The fractal dimension analysis indicates that there have been major changes to the coastline of Abu Dhabi Island as a result of development activities. Contrary to our hypothesis, the analysis indicated that anthropogenic activities along the coastline such as reclamation, the dredging of channels and harbours and the construction of marinas and break walls actually resulted in greater complexity of the north and south coastlines.
Periods of most change in the study area
There have been significant changes as a result of development activities in the study area over 31 years. By 2003, Abu Dhabi City was 7.5 times larger than it was in 1972, and Abu Dhabi Island was nearly completely developed, and development was spreading to the northeast on the adjacent mainland.
For the unsupervised change detection analysis, the period identified with the greatest change was 1985-1988. This period recorded the greatest change for four of the seven change scenarios, and these were mostly related to changes in vegetation cover. The period identified by the unsupervised analysis with the least change was 1984-1985, where 97.62% of the AOI recorded no change. In this period there was also relatively little intertidal development activity.
In contrast, the greatest increase in the extent of changes in built development occurred from 1984–1985 (Figure 6) where the average percentage of grid cells recording new development was 1.25% per year, compared to an average of 0.46% per year for the entire study period. This increase was related to the expansion of both urban areas on Abu Dhabi Island, and industrial areas south east of Abu Dhabi Island.
The greatest increase in the area of built development was estimated from 1996–1998 (Figure 7), where the area of built development increased by around 62 km2, (an average of 31 km2 per year).
In contrast, the average rate of increase for the entire study period was around 6 km2 per year. The increase in the 1996–1998 period was probably related to additional built development off Abu Dhabi Island. The overall results of the analysis for built development indicated that both the area and extent of development increased constantly throughout most of the study period, and began to stabilise towards the end of the study.
Figure 8 indicates intertidal changes that took place throughout the study period with the greatest increase in intertidal development actually occurring at the end of the study from 2002-2003 and this consisted mostly of large-scale dredging and reclamation activities (Figure 9).
Similar to the results for built development (Figure 6 and Figure 7), the analysis for changes in intertidal development also indicated that the general area and extent of new intertidal development was constant throughout most of the study period, with the exception at the end of the study period, where intertidal development increased significantly (Figure 8 and Figure 10).

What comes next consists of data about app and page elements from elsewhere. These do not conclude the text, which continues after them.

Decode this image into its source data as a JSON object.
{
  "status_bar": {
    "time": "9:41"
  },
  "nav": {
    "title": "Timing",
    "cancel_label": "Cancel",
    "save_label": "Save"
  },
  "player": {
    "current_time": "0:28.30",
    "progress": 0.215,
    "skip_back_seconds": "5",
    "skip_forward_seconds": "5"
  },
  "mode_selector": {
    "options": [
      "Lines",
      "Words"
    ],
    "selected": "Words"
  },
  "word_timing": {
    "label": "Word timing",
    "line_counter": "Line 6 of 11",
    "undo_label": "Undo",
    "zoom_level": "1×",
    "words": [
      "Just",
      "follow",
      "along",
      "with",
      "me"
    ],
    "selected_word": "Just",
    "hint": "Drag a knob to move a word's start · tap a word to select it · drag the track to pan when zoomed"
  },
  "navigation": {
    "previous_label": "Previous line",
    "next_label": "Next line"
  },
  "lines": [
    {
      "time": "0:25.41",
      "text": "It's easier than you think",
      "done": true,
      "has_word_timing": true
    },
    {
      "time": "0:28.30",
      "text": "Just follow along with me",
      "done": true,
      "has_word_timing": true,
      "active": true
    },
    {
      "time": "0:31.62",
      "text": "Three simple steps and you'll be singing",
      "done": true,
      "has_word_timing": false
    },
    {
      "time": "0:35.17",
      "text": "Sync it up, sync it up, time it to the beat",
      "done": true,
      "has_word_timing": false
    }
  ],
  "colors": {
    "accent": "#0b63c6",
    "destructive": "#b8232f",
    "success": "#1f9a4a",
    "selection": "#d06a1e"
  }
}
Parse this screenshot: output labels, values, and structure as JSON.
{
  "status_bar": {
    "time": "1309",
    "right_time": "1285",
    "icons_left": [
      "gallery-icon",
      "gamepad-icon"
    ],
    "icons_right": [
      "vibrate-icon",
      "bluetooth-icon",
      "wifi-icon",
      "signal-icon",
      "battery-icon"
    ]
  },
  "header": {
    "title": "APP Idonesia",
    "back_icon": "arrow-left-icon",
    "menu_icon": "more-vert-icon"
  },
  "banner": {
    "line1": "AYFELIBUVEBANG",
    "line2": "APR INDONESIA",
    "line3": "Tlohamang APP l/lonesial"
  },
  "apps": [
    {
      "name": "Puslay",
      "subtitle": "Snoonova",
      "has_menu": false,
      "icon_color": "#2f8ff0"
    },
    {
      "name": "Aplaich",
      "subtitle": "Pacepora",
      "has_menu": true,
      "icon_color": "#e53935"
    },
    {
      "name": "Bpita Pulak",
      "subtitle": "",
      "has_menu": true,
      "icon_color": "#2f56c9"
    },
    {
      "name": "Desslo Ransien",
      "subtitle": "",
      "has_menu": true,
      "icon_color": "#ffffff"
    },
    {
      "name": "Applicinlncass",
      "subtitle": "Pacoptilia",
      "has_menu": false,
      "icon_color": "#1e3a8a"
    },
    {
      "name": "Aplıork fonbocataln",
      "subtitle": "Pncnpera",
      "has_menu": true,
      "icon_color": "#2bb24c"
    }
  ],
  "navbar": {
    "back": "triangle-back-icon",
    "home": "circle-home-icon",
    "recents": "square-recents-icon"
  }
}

This study provides information on changes that have occurred in the study area since 1972. Remote sensed images covering the study area indicated that there have been dramatic changes in vegetation, with both terrestrial (cultivated) vegetation and intertidal vegetation such as mangrove increasing. The change detection analysis also indicated that the study area has undergone physical changes as a result of dredging and reclamation of extensive shallow water areas, creating major alterations to the morphology of the coastline.
Ground truthing involved visiting anomalies (i.e. mixed or confused pixels) and then with a radio differential GPS recording the land cover at those anomaly sites. The mixed pixels were then classified based on the majority of land cover at the site.
This radiometric rectification was undertaken using histogram matching software (ERDAS Imagine Histogram match module software). Datasets were rectified to UTM (Universal Trans Mercator) coordinates.
Abu Dhabi city contains mixed parklands and urban areas adjacent intertidal vegetation and often it was difficult to separate intertidal vegetation from adjacent cultivated vegetation. By masking out the City Island, the remainder of the study area was ONLY natural intertidal vegetation.